Egyptian citizen Ahmed Agiza, in December 2001, “was chained, shackled, and drugged by the CIA and flown from Sweden [also not part of Bush’s “Axis of Evil” but a willing helper] to Egypt where he was severely abused and tortured and where he still remains imprisoned.”
And Binyam Mohamed, an Ethiopian citizen, had two free CIA rides. In July 2002, “stripped, blindfolded, shackled [he was] flown to Morocco where he was secretly detained for 18 months and interrogated and tortured by Moroccan intelligence services.”
Two years later, strapped in a similar reserved seat, Mohammed was rendered not to a foreign prison but to a secret American site, known as the “Dark Prison” in Kabul, Afghanistan.
Before we join him in that “dark prison,” it’s worth keeping in mind that during the period of these renditions, George Tenet was the director of the CIA. His myth-peddling memoir,
At the Center of the Storm, is now a bestseller. For his service to the country, Bush awarded Tenet the Presidential Medal of Freedom in December 2004. Doesn’t honoring Mr. Tenet make you proud to be an American?
If either Tenet or Bush is ever accused by an American prosecutor of having violated our War Crimes Act and of also having committed “grave breaches” of the Geneva Conventions, their lawyers will claim that the Military Commissions Act of 2006, passed by the Republican-controlled Congress (and voted for by John McCain) prevents their being prosecuted for having been involved in such CIA practices as “renditions.”
Nonetheless, it’s instructive to know what happened, as facilitated by Tenet and Bush, to Binyam Mohamed in our “Dark Prison” in Afghanistan, as described in the ACLU lawsuit:
“At first, his cell was pitch black for twenty-three hours a day. There was a bucket in the corner for his toilet, but it was difficult to use in the dark without spilling the contents all over his only blanket . . .
“On his first day in the ‘Dark Prison,’ Mr. Mohammed was hung from a pole in his cell. On his second day, he was allowed only a few hours sleep and then hung up again. By the time he was taken down—two days after that—his legs were swollen and his wrists and hands had gone numb.
“Over the following weeks, loud music, the sounds of ‘ghost laughter,’ thunder, aircraft taking off, the screams of women and children . . . were piped into his cell twenty-four hours a day. To ensure that sleep was difficult, if not impossible, masked guards would visit the cells throughout the night and make loud noises.”
Lest you believe that Mr. Mohamed’s rendition was wholly without mercy; “In May 2004, Mr. Mohamed was allowed outside for five minutes. It was the first time he had seen the sun in two years.”
Next week: The evidence against Boeing and its Jeppesen subsidiary which will be heard in a court of law if—and it’s a big if—the sunlight of American justice will ever be allowed to shine on these enablers of torture.
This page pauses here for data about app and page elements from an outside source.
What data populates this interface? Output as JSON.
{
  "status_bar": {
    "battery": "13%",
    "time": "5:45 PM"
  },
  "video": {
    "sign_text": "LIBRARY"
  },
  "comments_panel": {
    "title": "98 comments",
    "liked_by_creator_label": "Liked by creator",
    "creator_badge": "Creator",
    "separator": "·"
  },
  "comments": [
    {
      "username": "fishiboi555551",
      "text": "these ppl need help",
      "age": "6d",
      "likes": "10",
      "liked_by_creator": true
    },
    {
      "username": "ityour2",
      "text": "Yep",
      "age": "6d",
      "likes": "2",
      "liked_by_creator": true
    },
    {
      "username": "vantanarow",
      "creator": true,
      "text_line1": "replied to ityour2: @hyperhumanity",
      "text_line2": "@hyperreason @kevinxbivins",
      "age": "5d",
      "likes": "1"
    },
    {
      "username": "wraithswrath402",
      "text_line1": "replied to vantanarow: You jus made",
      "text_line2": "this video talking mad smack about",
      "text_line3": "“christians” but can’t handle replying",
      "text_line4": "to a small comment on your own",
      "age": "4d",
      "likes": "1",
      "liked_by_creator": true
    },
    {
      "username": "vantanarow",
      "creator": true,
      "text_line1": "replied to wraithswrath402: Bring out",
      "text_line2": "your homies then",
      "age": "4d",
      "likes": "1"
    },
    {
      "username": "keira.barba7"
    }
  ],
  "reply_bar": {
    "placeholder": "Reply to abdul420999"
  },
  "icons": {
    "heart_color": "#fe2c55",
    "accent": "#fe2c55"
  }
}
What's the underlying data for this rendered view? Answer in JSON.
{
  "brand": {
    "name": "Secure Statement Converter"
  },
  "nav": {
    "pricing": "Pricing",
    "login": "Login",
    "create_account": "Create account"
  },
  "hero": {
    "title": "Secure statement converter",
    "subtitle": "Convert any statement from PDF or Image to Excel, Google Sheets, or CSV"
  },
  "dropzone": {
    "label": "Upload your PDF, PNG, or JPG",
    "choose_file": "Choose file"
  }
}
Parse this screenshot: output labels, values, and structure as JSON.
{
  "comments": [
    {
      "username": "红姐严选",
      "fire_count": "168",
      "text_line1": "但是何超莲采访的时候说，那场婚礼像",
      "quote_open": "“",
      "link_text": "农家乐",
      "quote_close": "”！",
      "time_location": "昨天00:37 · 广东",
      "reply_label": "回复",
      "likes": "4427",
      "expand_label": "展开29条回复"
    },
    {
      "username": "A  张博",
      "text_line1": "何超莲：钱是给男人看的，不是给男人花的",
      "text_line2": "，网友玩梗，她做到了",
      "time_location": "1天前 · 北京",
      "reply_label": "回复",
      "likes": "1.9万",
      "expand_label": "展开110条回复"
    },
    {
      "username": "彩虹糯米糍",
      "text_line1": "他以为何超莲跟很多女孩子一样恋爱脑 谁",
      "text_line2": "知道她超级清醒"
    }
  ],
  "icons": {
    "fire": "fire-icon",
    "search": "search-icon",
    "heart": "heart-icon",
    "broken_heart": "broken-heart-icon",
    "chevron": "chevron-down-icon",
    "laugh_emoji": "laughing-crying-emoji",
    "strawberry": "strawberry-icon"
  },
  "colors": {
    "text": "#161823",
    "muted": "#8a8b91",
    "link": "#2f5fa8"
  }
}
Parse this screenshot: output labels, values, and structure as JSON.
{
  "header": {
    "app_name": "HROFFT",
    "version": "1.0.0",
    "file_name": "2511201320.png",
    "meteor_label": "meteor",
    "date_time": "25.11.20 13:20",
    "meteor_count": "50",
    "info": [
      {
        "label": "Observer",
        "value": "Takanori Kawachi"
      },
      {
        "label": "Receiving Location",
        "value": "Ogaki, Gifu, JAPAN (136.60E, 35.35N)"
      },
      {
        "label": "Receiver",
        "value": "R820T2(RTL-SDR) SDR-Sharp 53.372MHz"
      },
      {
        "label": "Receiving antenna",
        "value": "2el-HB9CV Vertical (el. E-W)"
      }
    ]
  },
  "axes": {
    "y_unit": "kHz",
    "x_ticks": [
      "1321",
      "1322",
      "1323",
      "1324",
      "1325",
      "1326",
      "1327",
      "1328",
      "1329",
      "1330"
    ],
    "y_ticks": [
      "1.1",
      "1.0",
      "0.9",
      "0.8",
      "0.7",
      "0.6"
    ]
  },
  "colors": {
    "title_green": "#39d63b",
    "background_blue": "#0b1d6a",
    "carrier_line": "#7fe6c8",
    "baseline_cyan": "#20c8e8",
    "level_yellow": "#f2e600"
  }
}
More likely, the Supreme Court will ultimately make that decision—on whether “state secrets” can be invoked—leaving it up to “swing” voter Anthony Kennedy after proceedings begin with: “God Bless This Honorable Court.”
Binyam Mohamed will never know the decision. Such information is not permitted to prisoners at Guantánamo.